_Problem description_
Show all lines below holding the string "false".
### Entries provided
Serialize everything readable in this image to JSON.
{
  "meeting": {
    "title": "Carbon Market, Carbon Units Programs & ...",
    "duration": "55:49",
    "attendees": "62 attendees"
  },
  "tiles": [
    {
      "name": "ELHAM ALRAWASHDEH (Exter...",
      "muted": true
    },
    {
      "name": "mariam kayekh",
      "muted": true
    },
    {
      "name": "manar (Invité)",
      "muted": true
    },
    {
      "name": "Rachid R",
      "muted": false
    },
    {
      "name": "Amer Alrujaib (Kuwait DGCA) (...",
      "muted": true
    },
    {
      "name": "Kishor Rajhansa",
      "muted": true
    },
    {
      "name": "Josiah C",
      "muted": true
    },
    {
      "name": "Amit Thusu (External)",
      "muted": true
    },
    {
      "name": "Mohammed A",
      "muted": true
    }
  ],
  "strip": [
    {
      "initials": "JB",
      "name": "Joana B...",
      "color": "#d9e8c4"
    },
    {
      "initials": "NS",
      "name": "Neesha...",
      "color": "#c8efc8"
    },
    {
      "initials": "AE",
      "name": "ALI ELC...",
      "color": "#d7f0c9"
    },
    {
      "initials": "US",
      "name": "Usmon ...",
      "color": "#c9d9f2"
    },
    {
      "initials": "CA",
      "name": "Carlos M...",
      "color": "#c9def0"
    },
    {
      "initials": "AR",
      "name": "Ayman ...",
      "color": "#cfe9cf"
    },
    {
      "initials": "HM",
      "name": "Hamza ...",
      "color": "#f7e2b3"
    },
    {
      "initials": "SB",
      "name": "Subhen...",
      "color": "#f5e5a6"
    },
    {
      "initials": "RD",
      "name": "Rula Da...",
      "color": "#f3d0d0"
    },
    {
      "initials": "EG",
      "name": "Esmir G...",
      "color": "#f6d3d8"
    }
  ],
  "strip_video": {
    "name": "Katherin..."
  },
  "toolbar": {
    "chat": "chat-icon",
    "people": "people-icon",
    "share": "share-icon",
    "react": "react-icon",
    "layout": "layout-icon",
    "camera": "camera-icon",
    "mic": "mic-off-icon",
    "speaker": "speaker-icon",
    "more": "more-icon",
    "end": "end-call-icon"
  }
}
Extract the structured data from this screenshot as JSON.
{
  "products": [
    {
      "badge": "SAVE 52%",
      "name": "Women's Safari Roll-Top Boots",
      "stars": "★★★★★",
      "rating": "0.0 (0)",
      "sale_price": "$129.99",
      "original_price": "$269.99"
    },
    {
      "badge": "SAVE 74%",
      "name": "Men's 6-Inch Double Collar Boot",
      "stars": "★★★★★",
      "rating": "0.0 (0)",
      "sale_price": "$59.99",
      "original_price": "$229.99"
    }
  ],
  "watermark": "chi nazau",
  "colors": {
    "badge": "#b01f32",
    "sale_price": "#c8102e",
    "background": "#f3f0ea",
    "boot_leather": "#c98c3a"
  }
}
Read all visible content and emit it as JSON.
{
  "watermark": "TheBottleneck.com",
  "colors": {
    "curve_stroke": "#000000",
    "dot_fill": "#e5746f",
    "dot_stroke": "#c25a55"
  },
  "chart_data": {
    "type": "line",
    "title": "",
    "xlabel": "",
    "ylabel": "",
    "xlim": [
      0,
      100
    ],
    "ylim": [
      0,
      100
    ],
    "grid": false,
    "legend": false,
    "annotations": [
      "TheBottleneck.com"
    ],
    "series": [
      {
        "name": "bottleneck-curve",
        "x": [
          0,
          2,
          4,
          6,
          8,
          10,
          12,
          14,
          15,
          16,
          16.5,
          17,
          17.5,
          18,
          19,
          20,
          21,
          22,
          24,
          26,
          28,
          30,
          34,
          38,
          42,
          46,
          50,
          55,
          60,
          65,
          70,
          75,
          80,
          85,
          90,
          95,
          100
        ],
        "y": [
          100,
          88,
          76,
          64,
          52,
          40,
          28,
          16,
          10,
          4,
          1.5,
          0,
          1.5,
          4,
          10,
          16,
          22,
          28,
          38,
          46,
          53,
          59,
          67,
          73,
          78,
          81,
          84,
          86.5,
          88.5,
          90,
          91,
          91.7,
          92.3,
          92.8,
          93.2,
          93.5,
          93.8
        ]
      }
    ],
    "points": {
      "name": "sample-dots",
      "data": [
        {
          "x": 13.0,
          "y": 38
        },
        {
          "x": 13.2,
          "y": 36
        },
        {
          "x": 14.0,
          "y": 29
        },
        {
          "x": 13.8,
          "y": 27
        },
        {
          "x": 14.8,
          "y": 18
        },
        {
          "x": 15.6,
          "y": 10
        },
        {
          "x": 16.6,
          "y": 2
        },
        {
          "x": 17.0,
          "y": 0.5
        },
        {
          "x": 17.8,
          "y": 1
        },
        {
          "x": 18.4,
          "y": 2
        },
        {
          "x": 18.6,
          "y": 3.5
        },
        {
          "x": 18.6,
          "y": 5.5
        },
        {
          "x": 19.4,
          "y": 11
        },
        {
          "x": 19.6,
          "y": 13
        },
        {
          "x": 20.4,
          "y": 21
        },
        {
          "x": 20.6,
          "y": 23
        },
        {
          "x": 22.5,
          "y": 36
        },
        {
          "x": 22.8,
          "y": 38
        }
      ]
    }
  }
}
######
_Task answer_
      "muted": false
    "grid": false,
    "legend": false,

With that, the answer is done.